Reverting will discard any unstaged changed to a file.
When committing, a dialog will apear that allows you to easily stage/unstage files and enter a commit message.
In the context of the commit dialog, Ctrl+Enter (or Cmd+Enter on Mac) will invoke the "commit" action. If there are still unstaged files left, committing will not close the dialog.
These specific actions will run and open a console view to show output, whereas most other commands will run silently. Files mentioned (by a non-truncated path) in pull output will have hyperlinks added which will open the mentioned file in the IDE.
If you're running a branch-related git command that requires you to choose a branch (i.e. merge, switch, delete), a menu will appear next to your mouse cursor allowing you to select the branch, or use the 1-9 keyboard shortcut to choose the corresponding branch.
In the Create Tag dialog, the "commit to tag" field allows users to input any valid ref to tag. Typically a user would want to tag HEAD, which is the default. However, this field also has a pulldown to select commits from the history. It also supports Ctrl+Space (Cmd+Space on Mac) to invoke content assist to search commits based on the prefix. This allows you to enter a word or words in the subject line of a past commit (the first line of the commit message), hit Ctrl+Space and get suggested any commits where that string exists.
Git UI modifications
Our Git support will make git-specific modifications to the UI for related projects and files. In particular, unstaged files will typically be shown with a red background color in Project and App Explorer; staged will show with a green BG. Files with any uncommitted changes will show with a * (asterisk) "dirty" indicator, and folders will show the dirty indicator when any file inside it's hierarchy is dirty. Projects will show the current branch inside square brackets to the right of the project name inside the Project Explorer. The branch name will be followed by a + or - and number if there are committed changes to be pushed or pulled from a corresponding remote.
To control the colors used for staged/unstaged files, please see Themes#TokenNames

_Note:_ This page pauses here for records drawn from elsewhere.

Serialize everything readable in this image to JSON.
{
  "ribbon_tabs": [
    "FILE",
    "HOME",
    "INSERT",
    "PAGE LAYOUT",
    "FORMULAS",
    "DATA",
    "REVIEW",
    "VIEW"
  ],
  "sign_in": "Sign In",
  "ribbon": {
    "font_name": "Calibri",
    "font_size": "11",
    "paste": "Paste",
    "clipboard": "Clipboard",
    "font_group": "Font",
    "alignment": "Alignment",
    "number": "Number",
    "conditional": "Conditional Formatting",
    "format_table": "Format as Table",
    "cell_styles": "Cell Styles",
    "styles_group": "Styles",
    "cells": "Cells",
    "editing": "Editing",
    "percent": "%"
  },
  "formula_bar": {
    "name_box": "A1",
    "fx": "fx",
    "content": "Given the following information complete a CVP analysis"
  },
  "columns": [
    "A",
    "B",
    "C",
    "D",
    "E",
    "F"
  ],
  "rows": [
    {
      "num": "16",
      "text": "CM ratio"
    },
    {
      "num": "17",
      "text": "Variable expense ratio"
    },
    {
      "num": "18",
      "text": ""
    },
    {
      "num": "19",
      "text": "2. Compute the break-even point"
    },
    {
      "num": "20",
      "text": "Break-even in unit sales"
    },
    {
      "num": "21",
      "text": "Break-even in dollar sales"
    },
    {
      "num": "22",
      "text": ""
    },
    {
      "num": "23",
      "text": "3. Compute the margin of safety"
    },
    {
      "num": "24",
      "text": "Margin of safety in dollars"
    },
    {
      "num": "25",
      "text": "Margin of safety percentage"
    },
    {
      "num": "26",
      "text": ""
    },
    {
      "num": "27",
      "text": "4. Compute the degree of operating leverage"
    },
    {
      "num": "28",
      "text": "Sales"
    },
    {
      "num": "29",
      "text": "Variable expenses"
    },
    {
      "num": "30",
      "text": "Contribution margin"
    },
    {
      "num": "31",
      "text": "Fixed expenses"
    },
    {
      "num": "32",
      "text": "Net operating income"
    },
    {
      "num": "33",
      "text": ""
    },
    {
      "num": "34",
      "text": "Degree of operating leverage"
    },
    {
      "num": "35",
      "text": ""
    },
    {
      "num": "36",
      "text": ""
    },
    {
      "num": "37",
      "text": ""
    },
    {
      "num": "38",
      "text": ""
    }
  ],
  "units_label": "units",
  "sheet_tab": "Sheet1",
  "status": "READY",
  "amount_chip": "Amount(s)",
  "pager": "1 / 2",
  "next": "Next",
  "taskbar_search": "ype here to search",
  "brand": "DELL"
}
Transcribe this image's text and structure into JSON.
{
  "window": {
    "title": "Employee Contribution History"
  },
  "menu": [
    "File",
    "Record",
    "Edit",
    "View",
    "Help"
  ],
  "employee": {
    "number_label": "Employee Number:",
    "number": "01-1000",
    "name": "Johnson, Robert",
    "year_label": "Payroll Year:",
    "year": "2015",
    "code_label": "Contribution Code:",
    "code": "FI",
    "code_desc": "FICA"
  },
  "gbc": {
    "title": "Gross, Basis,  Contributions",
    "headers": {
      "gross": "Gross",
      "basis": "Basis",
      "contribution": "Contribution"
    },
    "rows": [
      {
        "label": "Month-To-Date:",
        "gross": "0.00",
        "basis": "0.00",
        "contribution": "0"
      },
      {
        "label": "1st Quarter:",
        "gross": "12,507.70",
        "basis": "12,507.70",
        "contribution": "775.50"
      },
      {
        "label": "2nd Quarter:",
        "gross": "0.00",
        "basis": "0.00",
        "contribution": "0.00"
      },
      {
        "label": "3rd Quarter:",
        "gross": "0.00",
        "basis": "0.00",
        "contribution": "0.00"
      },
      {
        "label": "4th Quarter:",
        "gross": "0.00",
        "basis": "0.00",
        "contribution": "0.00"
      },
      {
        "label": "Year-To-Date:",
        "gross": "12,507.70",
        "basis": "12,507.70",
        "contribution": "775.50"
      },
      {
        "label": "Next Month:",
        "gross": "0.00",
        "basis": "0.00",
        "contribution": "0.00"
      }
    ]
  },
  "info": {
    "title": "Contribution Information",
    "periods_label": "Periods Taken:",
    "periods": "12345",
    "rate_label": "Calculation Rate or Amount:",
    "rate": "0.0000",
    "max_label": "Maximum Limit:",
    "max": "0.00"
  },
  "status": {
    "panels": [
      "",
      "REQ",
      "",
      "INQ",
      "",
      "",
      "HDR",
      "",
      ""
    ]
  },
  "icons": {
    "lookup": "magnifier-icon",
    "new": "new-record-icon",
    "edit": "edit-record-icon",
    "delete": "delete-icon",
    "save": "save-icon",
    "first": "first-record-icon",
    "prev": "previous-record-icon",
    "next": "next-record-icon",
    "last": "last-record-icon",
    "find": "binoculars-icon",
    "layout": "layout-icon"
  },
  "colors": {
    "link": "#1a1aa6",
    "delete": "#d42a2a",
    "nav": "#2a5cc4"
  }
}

Preferences for the git support can be found under Preferences > Team > Git. This allows you to explicitly override the detected git executable location, as well as turn off auto-attaching our git support to new/imported projects with git repos attached (typically disabled if users prefer to use egit). You can also turn off our calculation of pull indicators in the App Explorer for branches if there are performance issues, or you use a passphrase for your SSH key and keep getting prompted.
All git commands share a common keybinding prefix. On Mac that is Control+Command+G, on other systems it's Shift+Alt+G. Entering this command keybinding will pop up a tooltip to allow you to choose the specific action you want and will show the extra key in it's binding (i.e. Control+Command+G,R is Revert).
App Explorer-specific functionality
We've made the App Explorer tie into our Git support to make it even easier to deal with a single project attached to git. Specifically, the view contains a branch drop-down menu after the project selector. This branch menu will list all of the local branches available, and will mark branches containing changes using the * (asterisk) "dirty" indicator. We also show left/right arrows as indicators if there are changes to push or pull to remotes.
Additionally, all the git operations are found under the gear toolbar menu - as well as in the right-click context menu under Team.